His strategy was simple. He tapped a market which I would never have dreamt existed. He sold English news magazines to people who knew no English but wanted their children to learn English. He also told them it would be a prestige to get a English magazine each week. The methods were unorthodox but many of those who bought magazines renewed subscriptions not for 1 year at a time but 3 years to take advantage of the low rates.
When Steve Jobs and Steve Wozniac invented the Apple computer in the late seventies, the leading experts from the huge mainframe computer companies predicted that the total market potential for personal computers in the US was not more than 300 or 400 units and said that the project was not even worth pursuing. But Apple had identified the low tech individual who wanted the benefit of a computer but lacked the skill or patience to use one. The rest is history.
Tracy describes also what to do with difficult people and identifies seven attributes of such people. At the end of it, he offers simple advice. “Remember, all you have to sell is your time”, he says and adds, “calling on poor prospects is not the highest and best use of your time. They do not represent a good return on the investment of your energy. They tire you out and wear you down.”
But one tip worth practising is Piggybacking on the credibility and friendship of a customer. He says a referral from a satisfied customer is worth 10 to 20 times the value of a cold call and says that when a sale is made, the customer should be asked for the names of 2 or 3 of his friends whom he could call. But he says that in addition, that customer should be kept informed of what happened and to thank him and then ask for more names.
The tips given are worth implementing because there is much we can learn from the competitive field of selling in western countries. For example, the first question one can expect from a customer is, “Why should I listen to you?”, because salesmen are always trying to sell things. Tracy says salesmen have to grab customers’ interests by saying for example, “I believe I have an ideal that could save your company a great deal of money”. If the customer asks, “What is it?”, it means he/she is hooked.
Two major factors in a competitive market is price (P) and value (V). Tracy says that these two factors depend on the way you present things to a customer and says its like 2 balloons connected by a thin tube. The first balloon with a P may be big initially while V may be small. If one talks all the time about price, then P becomes bigger because air is withdrawn from V to fill the balloon P and vice-versa. If one has identified the customer’s problem or need properly and how one’s product can help him, price may not be the issue.

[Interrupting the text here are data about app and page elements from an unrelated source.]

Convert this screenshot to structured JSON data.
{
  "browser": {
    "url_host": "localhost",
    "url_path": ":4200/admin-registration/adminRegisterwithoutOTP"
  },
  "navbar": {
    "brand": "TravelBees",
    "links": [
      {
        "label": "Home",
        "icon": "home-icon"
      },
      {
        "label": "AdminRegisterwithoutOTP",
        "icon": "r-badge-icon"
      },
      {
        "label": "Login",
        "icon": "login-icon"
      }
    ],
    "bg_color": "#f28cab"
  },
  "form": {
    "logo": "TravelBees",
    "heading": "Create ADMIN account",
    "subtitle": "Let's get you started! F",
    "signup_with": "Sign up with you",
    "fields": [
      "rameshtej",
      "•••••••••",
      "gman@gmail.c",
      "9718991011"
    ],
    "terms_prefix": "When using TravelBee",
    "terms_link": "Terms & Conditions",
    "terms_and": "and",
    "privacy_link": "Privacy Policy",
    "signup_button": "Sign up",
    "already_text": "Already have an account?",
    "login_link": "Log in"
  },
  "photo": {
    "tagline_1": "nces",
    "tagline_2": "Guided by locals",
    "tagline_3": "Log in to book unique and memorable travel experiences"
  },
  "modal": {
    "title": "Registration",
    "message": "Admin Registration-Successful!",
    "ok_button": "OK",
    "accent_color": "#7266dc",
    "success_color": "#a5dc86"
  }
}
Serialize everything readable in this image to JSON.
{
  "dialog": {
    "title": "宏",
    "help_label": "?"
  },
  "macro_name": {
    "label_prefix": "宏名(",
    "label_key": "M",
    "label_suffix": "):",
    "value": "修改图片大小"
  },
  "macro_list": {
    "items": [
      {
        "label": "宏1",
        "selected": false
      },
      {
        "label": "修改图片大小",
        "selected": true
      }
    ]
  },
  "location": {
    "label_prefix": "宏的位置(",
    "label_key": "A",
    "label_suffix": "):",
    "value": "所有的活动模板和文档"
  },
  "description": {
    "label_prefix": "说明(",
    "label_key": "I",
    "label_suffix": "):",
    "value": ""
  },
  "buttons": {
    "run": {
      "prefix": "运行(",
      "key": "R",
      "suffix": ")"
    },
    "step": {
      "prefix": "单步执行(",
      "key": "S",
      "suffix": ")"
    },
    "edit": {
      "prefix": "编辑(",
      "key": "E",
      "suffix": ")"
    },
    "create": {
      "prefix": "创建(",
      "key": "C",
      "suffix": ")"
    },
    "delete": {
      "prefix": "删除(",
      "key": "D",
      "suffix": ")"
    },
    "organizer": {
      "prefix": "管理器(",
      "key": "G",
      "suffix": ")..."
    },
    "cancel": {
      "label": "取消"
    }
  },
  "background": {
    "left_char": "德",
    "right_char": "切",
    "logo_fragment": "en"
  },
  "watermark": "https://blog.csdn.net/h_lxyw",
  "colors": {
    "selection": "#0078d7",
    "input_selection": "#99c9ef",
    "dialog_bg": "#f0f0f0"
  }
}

It reminds me of an incident with my mother-in-law. I once asked her why she listens to pirith each morning at home on her tiny portable transistor, when there are good stereo radio sets now available in the market. She replied, “Eken Ahuvath Ekai. Meken ahuvath Ekai. Ekama wade ne kerenne” (Whether you hear it from the small or big radio, the same purpose is served!) Wonder how Brian Tracy would have tackled that googly?